Microbreweries—those that produce fewer than 15,000 barrels annually and sell less than 25% of that production onsite—saw production volume increase by 11%.
Across the country, microbreweries facing widespread shutdowns and business restrictions just a couple of months into the year found ways to adjust and innovate.
With 2,058 microbreweries operating in 2019 among 8,275 breweries, the definition of “local” continues to tighten every year, creating a competitive challenge.
A growing number of breweries who are fully committed to the triple bottom line are taking the next step and becoming Certified B Corporations.
Microbreweries are now the primary engine in craft growth. Seventy-eight percent of craft beer growth in 2016 came from breweries that sold fewer than 15,000 barrels.

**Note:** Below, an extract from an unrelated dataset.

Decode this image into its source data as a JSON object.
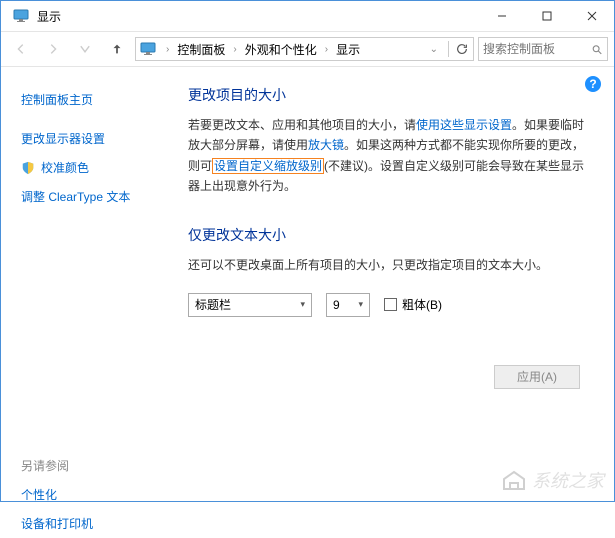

Brewing is a capital-intensive industry, so it's imperative to follow a path that brings the greatest return while conserving or boosting cash. Cash is the key to survival.
Ninkasi Brewing has adopted a mentality of continuous improvement—also known as lean manufacturing—to help solve its operational challenges.
Not only did more microbreweries open than ever before in 2015, but more also grew into regional breweries. Still, the category grew an impressive 24 percent.